Recently a retired Air Force personnel committed suicide at a hotel in Allahabad and left a suicide note addressed to Narendra Modi. In his note, he blamed the economic conditions for his death and ‘P Chidambaram for the slowdown’. Not long ago, VG Siddhartha, the owner of Cafe Coffee Day went missing and was later found to have committed suicide. Though these are recent examples, according to the World Health Organization’s (WHO) latest report, India has the highest suicide rate in the South-East Asian region.
While suicide is a largely preventable public health problem, the report released ahead of World Suicide Prevention Day (WSPD) which is being observed on September 10, pegged India’s suicide rate at 16.5 suicides per 1,00,000 people.
WSPD is organised by the International Association for Suicide Prevention (IASP) and WHO has been a co-sponsor of the day. The purpose of this day is to raise awareness around the globe that suicide can be prevented.
“Despite progress, one person still dies every 40 seconds from suicide,” said WHO Director-General, Dr Tedros Adhanom Ghebreyesus. “Every death is a tragedy for family, friends and colleagues. Yet suicides are preventable. We call on all countries to incorporate proven suicide prevention strategies into national health and education programmes in a sustainable way.”
Sri Lanka stands second in the region with a suicide rate of 14.6 and Thailand (14.4) at the third spot. As per the statistics released, India also had the third-highest female suicide rate (14.7) in the world after Lesotho (24.4) and Republic of Korea (15.4).
Suicide prevention also features in one of the Sustainable Development Goals (SDGs) 3: Ensure healthy lives and promote well-being for all at all ages.
The data pertains to the WHO estimates of 2016.
While there is no national distress helpline in India as of yet, there are several organisations across the country that are committed to the cause of mental health. They run counselling services and suicide helplines for anyone in danger of committing suicide:
1. 3592- 221152 is installed at Police Control Room, Gangtok, Sikkim
2. Vandrevala Foundation Helpline
Tel (India): 1 860 266 2345 (24×7)
1800 2333 330
3. iCall, Mumbai: +91 22 2556 3291
Monday to Saturday, 8 am to 10 pm
4. Samaritans, Mumbai: 91 84229 84528 / +91 84229 84529 / +91 84229 84530
Monday to Sunday, 3 pm to 9 pm
5. Aasra: 91-9820466726(24×7)
6. Lifeline Foundation, Kolkata: 033 2463 7437
Address – 17/1A Alipore Road
Sarat Bose Road 700 027
7. Arpita Foundation
10 am to 1 pm | Monday to Saturday
2 pm to 5 pm-
8. Roshni Trust
11 am to 9 pm | Monday to Saturday
Email – firstname.lastname@example.org
9. NGO SPACE for transgender community
Tele-counselling helpline: 1800111015
10. Bombay Municipal Corporation’s helpline: 022-24131212 managed by KEM Hospital’s psychiatric department.

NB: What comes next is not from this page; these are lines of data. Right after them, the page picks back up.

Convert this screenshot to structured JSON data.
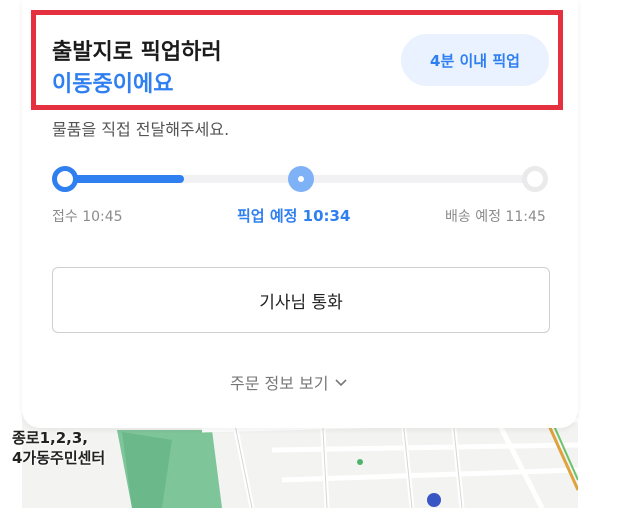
{
  "header": {
    "title_line1": "출발지로 픽업하러",
    "title_line2": "이동중이에요",
    "eta_badge": "4분 이내 픽업",
    "subtitle": "물품을 직접 전달해주세요."
  },
  "progress": {
    "steps": [
      {
        "label": "접수 10:45",
        "state": "done"
      },
      {
        "label": "픽업 예정 10:34",
        "state": "current"
      },
      {
        "label": "배송 예정 11:45",
        "state": "pending"
      }
    ]
  },
  "actions": {
    "call_driver": "기사님 통화",
    "order_info": "주문 정보 보기"
  },
  "map": {
    "place_label_line1": "종로1,2,3,",
    "place_label_line2": "4가동주민센터",
    "partial_label": "●"
  },
  "colors": {
    "accent": "#2f7ff1",
    "highlight_frame": "#e5303f"
  }
}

Some of the staggering statistics out of the report are:
1. Around 800,000 people commit suicide every year in the world.
2. Suicide is responsible for more deaths than malaria, breast cancer, war or even homicide, according to the WHO. It was the second leading cause of death among 15-29 year olds, claiming 200,000 lives in 2016, topped only by road injury.
3. It also ranked second among women (after maternal conditions) in the same age group and third among men (after road injury).
4. For every suicide, there are many more people who attempt suicide every year. A prior suicide attempt is the single most important risk factor for suicide in the general population.
5. 79 per cent of global suicides occur in low and middle-income countries.
6. Ingestion of pesticide, hanging and firearms are among the most common methods of suicide globally. In addition, moments of crisis with a breakdown in the ability to deal with life stresses, such as financial problems, relationship break-up or chronic pain and illness along with experiencing conflict, disaster, violence, abuse, or loss and a sense of isolation are strongly associated with suicidal behaviour.